hive-user mailing list archives

Site index · List index
Message view « Date » · « Thread »
Top « Date » · « Thread »
From Sergey Shelukhin <>
Subject Re: mapjoin with left join
Date Fri, 11 Sep 2015 20:16:16 GMT
As far as I know it’s not currently supported.
The large table will be streamed in multiple tasks with the small table in memory, so there’s
not one place that knows for sure there was no row in the large table for a particular small
table row in any of the locations. It could have no match in one task but a match in other
You can try rewriting the query as inner join unioned with not in, but “not in” might
still be slow…
IIRC there was actually a JIRA to solve this, but no work has been done so far.

From: Steve Howard <<>>
Reply-To: "<>" <<>>
Date: Friday, September 11, 2015 at 09:48
To: "<>" <<>>
Subject: mapjoin with left join

We would like to utilize mapjoin for the following SQL construct:

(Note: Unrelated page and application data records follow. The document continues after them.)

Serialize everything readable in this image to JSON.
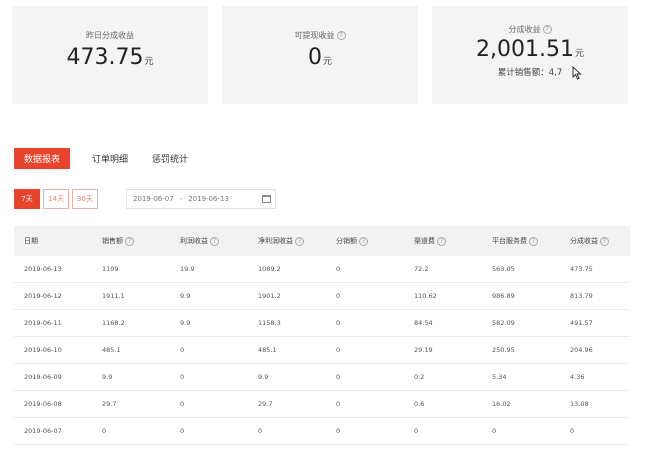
{
  "cards": {
    "yesterday": {
      "label": "昨日分成收益",
      "value": "473.75",
      "unit": "元"
    },
    "withdrawable": {
      "label": "可提现收益",
      "value": "0",
      "unit": "元"
    },
    "total": {
      "label": "分成收益",
      "value": "2,001.51",
      "unit": "元",
      "sub_label": "累计销售额：",
      "sub_value": "4,7"
    }
  },
  "tabs": [
    "数据报表",
    "订单明细",
    "惩罚统计"
  ],
  "days": [
    "7天",
    "14天",
    "30天"
  ],
  "date_range": {
    "start": "2019-06-07",
    "end": "2019-06-13"
  },
  "table": {
    "headers": [
      "日期",
      "销售额",
      "利润收益",
      "净利润收益",
      "分销额",
      "渠道费",
      "平台服务费",
      "分成收益"
    ],
    "rows": [
      [
        "2019-06-13",
        "1109",
        "19.9",
        "1089.2",
        "0",
        "72.2",
        "563.05",
        "473.75"
      ],
      [
        "2019-06-12",
        "1911.1",
        "9.9",
        "1901.2",
        "0",
        "110.62",
        "986.89",
        "813.79"
      ],
      [
        "2019-06-11",
        "1168.2",
        "9.9",
        "1158.3",
        "0",
        "84.54",
        "582.09",
        "491.57"
      ],
      [
        "2019-06-10",
        "485.1",
        "0",
        "485.1",
        "0",
        "29.19",
        "250.95",
        "204.96"
      ],
      [
        "2019-06-09",
        "9.9",
        "0",
        "9.9",
        "0",
        "0.2",
        "5.34",
        "4.36"
      ],
      [
        "2019-06-08",
        "29.7",
        "0",
        "29.7",
        "0",
        "0.6",
        "16.02",
        "13.08"
      ],
      [
        "2019-06-07",
        "0",
        "0",
        "0",
        "0",
        "0",
        "0",
        "0"
      ]
    ]
  },
  "colors": {
    "accent": "#e8432b",
    "card_bg": "#f4f4f4"
  }
}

select small.* from small s left join large l on<> =<>
where<> is null;

We can easily fit small into RAM, but large is over 1TB according to optimizer stats. Unless
we set = to at least the size of "large", the
optimizer falls back to a common map join, which is incredibly slow.

Given the fact it is a left join, which means we won't always have rows in large for each
row in small, is this behavior expected? Could it be that reading the large table would miss
the new rows in small, so the large one has to be the one that is probed for matches?

We simply want to load the 81K rows in to RAM, then for each row in large, check the small
hash table and if it the row in small is not in large, then add it to large.

Again, the optimizer will use a mapjoin if we set
= 1TB (the size of the large table). This is of course, not practical. The small table is
only 50MB.

At the link below is the entire test case with two tables, one of which has three rows and
other has 96. We can duplicate it with tables this small, which leads me to believe I am missing
something, or this is a bug.

The link has the source code that shows each table create, as well as the explain with an
argument for that is passed at the command line.
The output shows a mergejoin when the size is
less than 192 (the size of the larger table), and a mapjoin when
is larger than 192 (large table fits).

The business case is loading only new rows into a large fact table.  The new rows are the
ones that are small in number.
View raw message